Provided data:
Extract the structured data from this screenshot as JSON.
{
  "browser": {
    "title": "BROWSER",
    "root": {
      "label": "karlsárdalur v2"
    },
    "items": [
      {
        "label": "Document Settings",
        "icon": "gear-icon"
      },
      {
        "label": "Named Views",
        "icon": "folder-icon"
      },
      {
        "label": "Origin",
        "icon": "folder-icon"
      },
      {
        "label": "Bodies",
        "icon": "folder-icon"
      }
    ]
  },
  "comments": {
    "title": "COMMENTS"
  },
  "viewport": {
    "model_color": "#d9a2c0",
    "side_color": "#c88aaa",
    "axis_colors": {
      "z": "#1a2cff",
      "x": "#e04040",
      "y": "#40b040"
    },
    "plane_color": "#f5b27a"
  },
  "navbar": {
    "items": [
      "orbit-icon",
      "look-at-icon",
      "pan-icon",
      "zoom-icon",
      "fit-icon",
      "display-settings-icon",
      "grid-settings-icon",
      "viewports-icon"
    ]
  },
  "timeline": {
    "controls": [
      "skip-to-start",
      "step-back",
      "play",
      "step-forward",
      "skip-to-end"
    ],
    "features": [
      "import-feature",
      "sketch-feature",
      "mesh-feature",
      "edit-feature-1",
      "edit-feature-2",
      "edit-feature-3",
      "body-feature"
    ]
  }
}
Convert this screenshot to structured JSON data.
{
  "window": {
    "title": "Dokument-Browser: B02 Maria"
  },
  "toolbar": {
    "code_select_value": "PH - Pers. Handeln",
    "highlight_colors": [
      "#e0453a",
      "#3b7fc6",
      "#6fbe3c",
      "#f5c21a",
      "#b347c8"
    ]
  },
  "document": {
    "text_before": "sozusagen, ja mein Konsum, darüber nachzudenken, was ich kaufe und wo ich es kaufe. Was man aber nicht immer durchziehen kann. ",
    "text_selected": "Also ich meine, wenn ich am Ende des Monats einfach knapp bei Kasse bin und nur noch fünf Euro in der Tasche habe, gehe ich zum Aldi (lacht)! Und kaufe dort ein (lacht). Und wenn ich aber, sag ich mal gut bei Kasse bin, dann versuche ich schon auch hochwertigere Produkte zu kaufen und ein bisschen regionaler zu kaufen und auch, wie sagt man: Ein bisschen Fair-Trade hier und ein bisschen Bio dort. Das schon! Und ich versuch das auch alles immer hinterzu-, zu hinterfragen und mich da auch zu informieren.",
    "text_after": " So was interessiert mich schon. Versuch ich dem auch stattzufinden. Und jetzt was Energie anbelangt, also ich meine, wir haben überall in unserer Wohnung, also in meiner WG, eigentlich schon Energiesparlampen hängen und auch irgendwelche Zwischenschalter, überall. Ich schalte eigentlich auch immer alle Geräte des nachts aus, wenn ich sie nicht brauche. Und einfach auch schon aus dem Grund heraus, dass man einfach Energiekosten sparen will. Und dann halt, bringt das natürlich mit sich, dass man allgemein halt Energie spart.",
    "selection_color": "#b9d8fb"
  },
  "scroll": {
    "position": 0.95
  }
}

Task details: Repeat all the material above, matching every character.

Result of this task:
Extract the structured data from this screenshot as JSON.
{
  "browser": {
    "title": "BROWSER",
    "root": {
      "label": "karlsárdalur v2"
    },
    "items": [
      {
        "label": "Document Settings",
        "icon": "gear-icon"
      },
      {
        "label": "Named Views",
        "icon": "folder-icon"
      },
      {
        "label": "Origin",
        "icon": "folder-icon"
      },
      {
        "label": "Bodies",
        "icon": "folder-icon"
      }
    ]
  },
  "comments": {
    "title": "COMMENTS"
  },
  "viewport": {
    "model_color": "#d9a2c0",
    "side_color": "#c88aaa",
    "axis_colors": {
      "z": "#1a2cff",
      "x": "#e04040",
      "y": "#40b040"
    },
    "plane_color": "#f5b27a"
  },
  "navbar": {
    "items": [
      "orbit-icon",
      "look-at-icon",
      "pan-icon",
      "zoom-icon",
      "fit-icon",
      "display-settings-icon",
      "grid-settings-icon",
      "viewports-icon"
    ]
  },
  "timeline": {
    "controls": [
      "skip-to-start",
      "step-back",
      "play",
      "step-forward",
      "skip-to-end"
    ],
    "features": [
      "import-feature",
      "sketch-feature",
      "mesh-feature",
      "edit-feature-1",
      "edit-feature-2",
      "edit-feature-3",
      "body-feature"
    ]
  }
}
Convert this screenshot to structured JSON data.
{
  "window": {
    "title": "Dokument-Browser: B02 Maria"
  },
  "toolbar": {
    "code_select_value": "PH - Pers. Handeln",
    "highlight_colors": [
      "#e0453a",
      "#3b7fc6",
      "#6fbe3c",
      "#f5c21a",
      "#b347c8"
    ]
  },
  "document": {
    "text_before": "sozusagen, ja mein Konsum, darüber nachzudenken, was ich kaufe und wo ich es kaufe. Was man aber nicht immer durchziehen kann. ",
    "text_selected": "Also ich meine, wenn ich am Ende des Monats einfach knapp bei Kasse bin und nur noch fünf Euro in der Tasche habe, gehe ich zum Aldi (lacht)! Und kaufe dort ein (lacht). Und wenn ich aber, sag ich mal gut bei Kasse bin, dann versuche ich schon auch hochwertigere Produkte zu kaufen und ein bisschen regionaler zu kaufen und auch, wie sagt man: Ein bisschen Fair-Trade hier und ein bisschen Bio dort. Das schon! Und ich versuch das auch alles immer hinterzu-, zu hinterfragen und mich da auch zu informieren.",
    "text_after": " So was interessiert mich schon. Versuch ich dem auch stattzufinden. Und jetzt was Energie anbelangt, also ich meine, wir haben überall in unserer Wohnung, also in meiner WG, eigentlich schon Energiesparlampen hängen und auch irgendwelche Zwischenschalter, überall. Ich schalte eigentlich auch immer alle Geräte des nachts aus, wenn ich sie nicht brauche. Und einfach auch schon aus dem Grund heraus, dass man einfach Energiekosten sparen will. Und dann halt, bringt das natürlich mit sich, dass man allgemein halt Energie spart.",
    "selection_color": "#b9d8fb"
  },
  "scroll": {
    "position": 0.95
  }
}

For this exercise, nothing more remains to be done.